The related hashtag #HimToo emerged in popularity with the #MeToo movement. Although dating back to at least 2015, and initially associated with politics or casual communication, #HimToo took on new meanings associated with #MeToo in 2017, with some using it to emphasize male victims of sexual harassment and abuse, and others using it to emphasize male perpetrators.
In an article published 2 years ago, AWARE said that as a gender-equality organisation it works closely with survivors of sexual violence. AWARE added that it knows both men and women can experience sexual assault.
“We have seen firsthand how myths about sexual violence can silence male victims just as much as female victims. Although in both cases, these myths tend to be located in toxic masculinity (such as “real men get what they want” and “real men should be prepared to be violent to defend themselves”), and rigid gender roles, they create a slightly different set of barriers for men.
“While women are frequently asked what they were wearing when they were assaulted, male victims of sexual assault get questioned about their masculinity and sexual orientation. Female victims are considered to be “asking for it” when they drink or go out at night; men are considered to be “weak” for not using their physical strength to defend themselves.
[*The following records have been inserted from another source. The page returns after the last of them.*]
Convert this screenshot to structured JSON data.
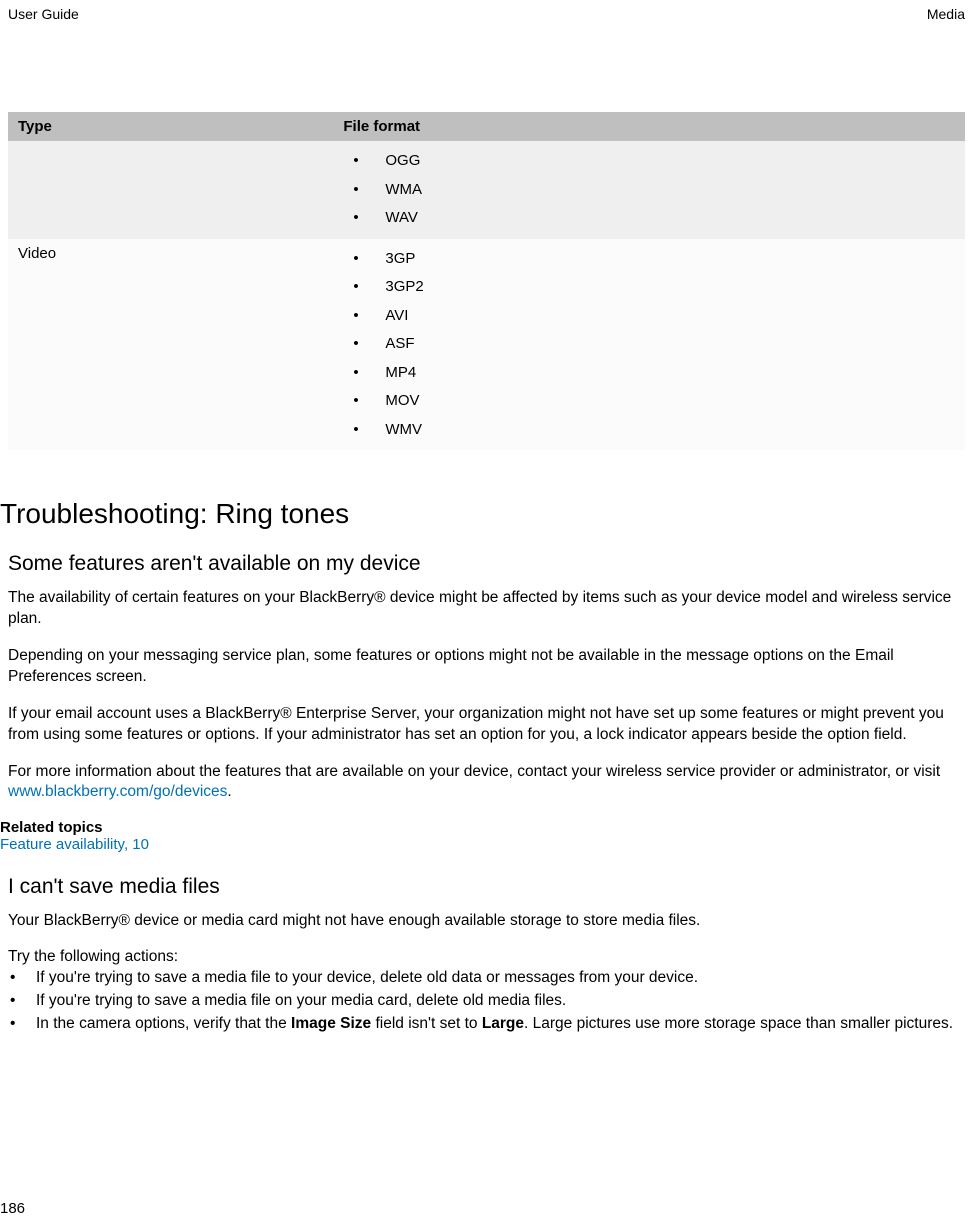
{
  "header": {
    "left": "User Guide",
    "right": "Media"
  },
  "table": {
    "headers": {
      "col1": "Type",
      "col2": "File format"
    },
    "row1": {
      "type": "",
      "formats": [
        "OGG",
        "WMA",
        "WAV"
      ]
    },
    "row2": {
      "type": "Video",
      "formats": [
        "3GP",
        "3GP2",
        "AVI",
        "ASF",
        "MP4",
        "MOV",
        "WMV"
      ]
    }
  },
  "heading1": "Troubleshooting: Ring tones",
  "section1": {
    "title": "Some features aren't available on my device",
    "p1": "The availability of certain features on your BlackBerry® device might be affected by items such as your device model and wireless service plan.",
    "p2": "Depending on your messaging service plan, some features or options might not be available in the message options on the Email Preferences screen.",
    "p3": "If your email account uses a BlackBerry® Enterprise Server, your organization might not have set up some features or might prevent you from using some features or options. If your administrator has set an option for you, a lock indicator appears beside the option field.",
    "p4_pre": "For more information about the features that are available on your device, contact your wireless service provider or administrator, or visit ",
    "p4_link": "www.blackberry.com/go/devices",
    "p4_post": ".",
    "relatedLabel": "Related topics",
    "relatedLink": "Feature availability, 10"
  },
  "section2": {
    "title": "I can't save media files",
    "p1": "Your BlackBerry® device or media card might not have enough available storage to store media files.",
    "intro": "Try the following actions:",
    "items": {
      "a": "If you're trying to save a media file to your device, delete old data or messages from your device.",
      "b": "If you're trying to save a media file on your media card, delete old media files.",
      "c_pre": "In the camera options, verify that the ",
      "c_bold1": "Image Size",
      "c_mid": " field isn't set to ",
      "c_bold2": "Large",
      "c_post": ". Large pictures use more storage space than smaller pictures."
    }
  },
  "pageNumber": "186"
}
“In Singapore, changes to the Penal Code, which passed last year and became effective from Jan 1 made the offence of rape gender-neutral. This was done through the expansion of the legal definition of rape to include non-consensual penetration of the anus or the mouth using one’s penis. However, for male victims, the challenges to disclosing their experiences of abuse and seeking appropriate help are still overwhelming.”